**YOUR OBJECTIVE:** The answer should be a number alone: the count of lines in the listing below that include "JSON".
*** RECORDS SUPPLIED Section Begins ***
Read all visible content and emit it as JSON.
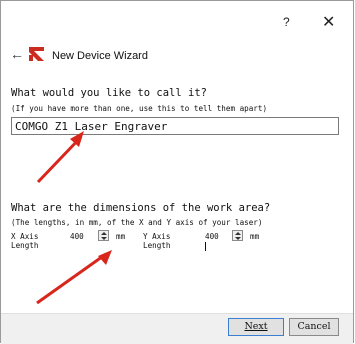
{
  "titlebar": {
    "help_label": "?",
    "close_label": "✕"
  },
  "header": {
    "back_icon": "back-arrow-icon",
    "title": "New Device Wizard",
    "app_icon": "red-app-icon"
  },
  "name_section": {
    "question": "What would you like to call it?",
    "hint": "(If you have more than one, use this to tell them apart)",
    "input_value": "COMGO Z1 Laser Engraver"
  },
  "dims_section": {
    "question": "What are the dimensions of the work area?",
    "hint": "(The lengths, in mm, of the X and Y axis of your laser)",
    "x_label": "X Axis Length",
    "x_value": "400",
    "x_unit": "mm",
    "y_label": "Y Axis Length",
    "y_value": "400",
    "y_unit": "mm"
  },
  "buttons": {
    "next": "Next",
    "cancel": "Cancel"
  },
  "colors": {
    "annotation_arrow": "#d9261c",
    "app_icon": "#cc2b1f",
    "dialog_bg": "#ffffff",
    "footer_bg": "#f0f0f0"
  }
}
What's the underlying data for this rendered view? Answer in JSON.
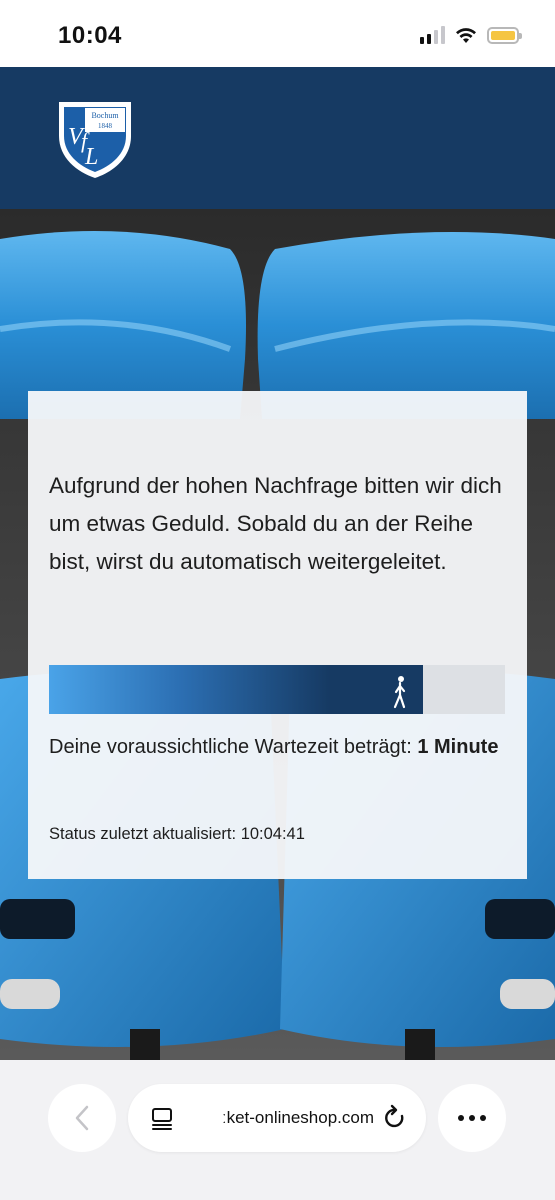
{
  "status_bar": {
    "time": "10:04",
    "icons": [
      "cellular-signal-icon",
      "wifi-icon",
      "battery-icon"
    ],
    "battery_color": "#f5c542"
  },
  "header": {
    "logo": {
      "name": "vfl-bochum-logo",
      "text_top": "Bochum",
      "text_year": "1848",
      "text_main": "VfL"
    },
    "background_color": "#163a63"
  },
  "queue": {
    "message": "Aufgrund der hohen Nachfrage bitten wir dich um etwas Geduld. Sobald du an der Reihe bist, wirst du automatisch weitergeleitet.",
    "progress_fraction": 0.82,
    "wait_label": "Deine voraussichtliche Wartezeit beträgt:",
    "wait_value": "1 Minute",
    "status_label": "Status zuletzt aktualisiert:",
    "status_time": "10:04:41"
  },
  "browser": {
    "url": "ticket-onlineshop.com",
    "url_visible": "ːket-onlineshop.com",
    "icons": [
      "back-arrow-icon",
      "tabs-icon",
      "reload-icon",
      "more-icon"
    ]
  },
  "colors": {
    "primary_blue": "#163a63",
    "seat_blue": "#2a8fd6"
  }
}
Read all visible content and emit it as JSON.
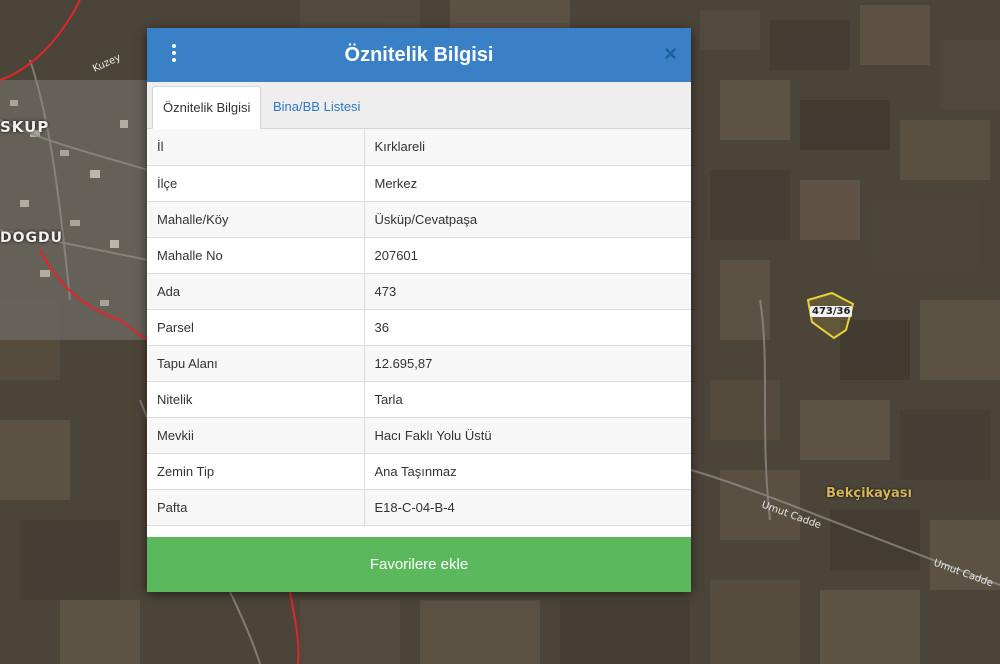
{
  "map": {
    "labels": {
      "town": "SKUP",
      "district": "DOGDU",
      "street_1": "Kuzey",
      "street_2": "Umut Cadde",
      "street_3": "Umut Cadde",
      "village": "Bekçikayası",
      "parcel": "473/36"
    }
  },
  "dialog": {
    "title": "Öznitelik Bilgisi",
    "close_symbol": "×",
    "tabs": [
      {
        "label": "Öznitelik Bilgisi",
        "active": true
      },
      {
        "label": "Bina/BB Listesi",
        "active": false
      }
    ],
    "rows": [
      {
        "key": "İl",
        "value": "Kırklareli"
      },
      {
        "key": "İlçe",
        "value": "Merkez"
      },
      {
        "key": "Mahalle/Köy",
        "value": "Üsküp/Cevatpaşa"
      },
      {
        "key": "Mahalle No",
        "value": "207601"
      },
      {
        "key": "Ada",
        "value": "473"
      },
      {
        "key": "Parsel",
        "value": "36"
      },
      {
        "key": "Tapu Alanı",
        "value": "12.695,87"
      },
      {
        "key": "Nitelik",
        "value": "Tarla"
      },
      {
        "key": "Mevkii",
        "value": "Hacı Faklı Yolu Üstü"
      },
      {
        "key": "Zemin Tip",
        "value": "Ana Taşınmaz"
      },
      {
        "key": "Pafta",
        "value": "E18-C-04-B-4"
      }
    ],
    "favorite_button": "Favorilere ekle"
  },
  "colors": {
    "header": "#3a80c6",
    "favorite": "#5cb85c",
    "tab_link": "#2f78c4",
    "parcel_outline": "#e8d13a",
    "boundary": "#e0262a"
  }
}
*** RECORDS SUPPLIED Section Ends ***
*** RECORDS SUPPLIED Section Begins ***
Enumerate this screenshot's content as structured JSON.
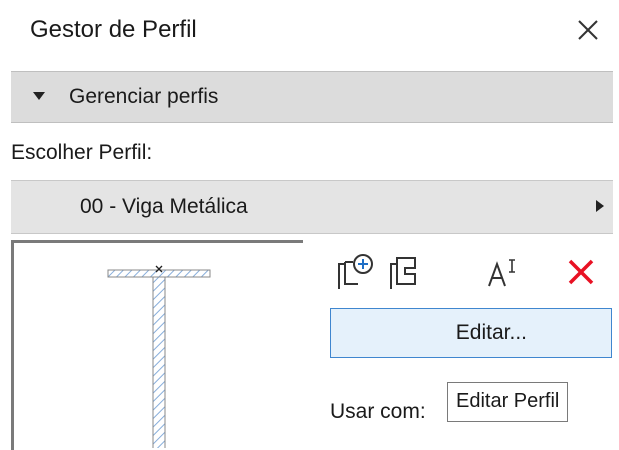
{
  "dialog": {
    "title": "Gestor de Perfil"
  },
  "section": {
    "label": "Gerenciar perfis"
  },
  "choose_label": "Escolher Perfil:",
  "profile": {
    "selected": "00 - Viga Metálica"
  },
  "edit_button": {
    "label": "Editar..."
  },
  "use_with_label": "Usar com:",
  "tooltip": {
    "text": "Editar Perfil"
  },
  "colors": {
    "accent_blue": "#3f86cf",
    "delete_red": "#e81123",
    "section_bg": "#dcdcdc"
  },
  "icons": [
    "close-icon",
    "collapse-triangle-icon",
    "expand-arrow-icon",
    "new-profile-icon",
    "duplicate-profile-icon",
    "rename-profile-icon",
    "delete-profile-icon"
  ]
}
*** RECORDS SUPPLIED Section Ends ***
**TASK OUTPUT:** 4